  1. I ALWAYS buy cute cards and stationary (and notebooks!). It's an addiction. I also like to make my own postcards. I'll have to get busy and send some letters to my nephews and nieces next them what it's like to get actual mail. :)

    1. :) I can get stuck in the card section of a store, reading one after another and have always loved beautiful stationery. I hope your nieces and nephews get to celebrate National Letter Writing Month with your postcards!

  2. I'm not much of a letter writer these days. Probably because all of our family lives in this area and we see them often. My mother, on the other hand, was a prolific letter writer and card-sender. Her Ladies Bible Class at church sent literally thousands of cards to people all over the world. Love the look of your cards - so creative!

    I keep meaning to begin Rachel Abbott's series. I know I have more than one of them on audio and I think they are also available on Kindle Unlimited (which I have but don't use as much as I should). Note to self - at least begin the series soon.

    1. My library is still closed, and I was having trouble with receiving NetGalley ebooks. Spent an hour with Amazon people trying to figure out why the books NG was sending didn't arrive. Finally, I got that fixed, but in the meantime, Kindle Unlimited provided an option!

      No, most people don't write letters these days--for a number of reasons. Family and friends are close, email and the phone are more immediate. But getting letters still delights me, and I enjoy making envelopes and postcards, so I keep up with a few dedicated correspondents. :)

      I liked the second in Rachel Abbott's series better than the first one and will be reading more--nice that they are free on Kindle Unlimited!

  3. The Back Road sounds intriguing!

    I'm one of those peeps who can't resist buying cute stationery. :) I think this started when I was in Primary School; I'd saved up my lunch money daily so I can buy them at our school bookshop. I used some I bought to write to my best friend then, and we were in the same class!
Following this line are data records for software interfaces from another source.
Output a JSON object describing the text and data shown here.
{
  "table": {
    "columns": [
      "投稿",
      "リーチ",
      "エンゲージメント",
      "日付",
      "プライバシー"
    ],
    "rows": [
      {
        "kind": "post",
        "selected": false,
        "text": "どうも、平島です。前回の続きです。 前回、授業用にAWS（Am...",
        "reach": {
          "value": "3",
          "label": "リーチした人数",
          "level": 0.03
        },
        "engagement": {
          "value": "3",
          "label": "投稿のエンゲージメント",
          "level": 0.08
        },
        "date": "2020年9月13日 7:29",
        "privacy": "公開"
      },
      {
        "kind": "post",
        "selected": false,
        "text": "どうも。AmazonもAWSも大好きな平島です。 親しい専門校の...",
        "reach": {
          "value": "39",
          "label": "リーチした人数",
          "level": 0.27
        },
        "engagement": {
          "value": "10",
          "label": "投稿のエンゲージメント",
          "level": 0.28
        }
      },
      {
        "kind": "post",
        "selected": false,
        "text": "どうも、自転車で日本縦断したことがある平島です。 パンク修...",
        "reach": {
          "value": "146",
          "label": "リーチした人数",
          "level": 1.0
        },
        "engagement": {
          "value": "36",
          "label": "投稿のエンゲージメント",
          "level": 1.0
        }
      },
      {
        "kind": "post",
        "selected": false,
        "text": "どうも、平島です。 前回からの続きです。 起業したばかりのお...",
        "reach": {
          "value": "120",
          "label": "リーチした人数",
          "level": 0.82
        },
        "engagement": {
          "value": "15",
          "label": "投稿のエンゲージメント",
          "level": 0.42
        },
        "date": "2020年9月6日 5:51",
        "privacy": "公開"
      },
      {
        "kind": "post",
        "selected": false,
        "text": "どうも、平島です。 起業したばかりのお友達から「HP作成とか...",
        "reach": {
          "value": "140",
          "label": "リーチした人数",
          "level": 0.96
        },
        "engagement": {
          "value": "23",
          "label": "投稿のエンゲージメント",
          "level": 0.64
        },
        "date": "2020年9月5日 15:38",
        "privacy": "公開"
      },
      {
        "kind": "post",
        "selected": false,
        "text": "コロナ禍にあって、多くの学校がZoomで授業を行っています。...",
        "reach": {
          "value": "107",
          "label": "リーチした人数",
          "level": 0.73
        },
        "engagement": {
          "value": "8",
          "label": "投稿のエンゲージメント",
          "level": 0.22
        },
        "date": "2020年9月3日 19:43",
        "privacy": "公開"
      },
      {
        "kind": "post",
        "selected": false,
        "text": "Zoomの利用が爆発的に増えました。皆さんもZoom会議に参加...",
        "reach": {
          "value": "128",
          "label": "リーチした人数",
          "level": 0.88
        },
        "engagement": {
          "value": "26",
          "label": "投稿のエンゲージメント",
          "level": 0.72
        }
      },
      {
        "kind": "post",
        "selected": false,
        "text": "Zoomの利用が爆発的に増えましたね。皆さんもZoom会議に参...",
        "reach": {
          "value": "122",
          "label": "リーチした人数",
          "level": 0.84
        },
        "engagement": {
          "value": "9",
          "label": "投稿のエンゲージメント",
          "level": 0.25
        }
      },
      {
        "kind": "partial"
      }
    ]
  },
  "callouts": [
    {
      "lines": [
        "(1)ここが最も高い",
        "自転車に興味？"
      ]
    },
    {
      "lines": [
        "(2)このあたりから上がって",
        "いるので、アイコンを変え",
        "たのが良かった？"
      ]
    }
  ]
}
Those very beautiful ones I'd keep them but growing up and moving house, I'd lost a stack of them so it was a pity. I think it's sad that not many peeps want to write snail mails nowadays; but of course with the speed and convenience of emails I can easily see their points. Writing snail mails now are more like a leisure and to keep those memories alive. :)

    1. :) There is such beautiful stationery out there! From cute to elegant to fun. When I was in high school, I wrote friends I'd made at camp. In college, I wrote my parents and my grandmother--dull, dull, dull letters, but I loved getting mail in my campus P.O. Box! You are right, snail mail is not required for keeping in touch these days, but makes a tangible memory! And a happy mailbox. :]

  4. Love you postcards! That little bird is the best "tweet" ever! Postcards, cards, paper I love to buy them all! My current favorite letter writing paper for my fountain pens is Tomoe River, a Japanese brand. It is so smooth and creamy. I also like Clairefontaine and G. Lalo Verge both French. At least Americans make good fountain pen ink, I love the Noodler's brand.

    1. Thanks, Stefanie! I'm a paper-lover, too, so thanks for the heads up on beautiful paper. :)

  5. I used to buy a lot more stationery than I do now but still love to check out new stuff when I'm in a Marshall's or TJ Maxx. Last year I also mailed out some poems but I think I only had a couple of mail outs so hopefully I'll do more this year. Love your mail art and I'm sure the recipients were happy to receive those! Of course I'm also taking note of those books.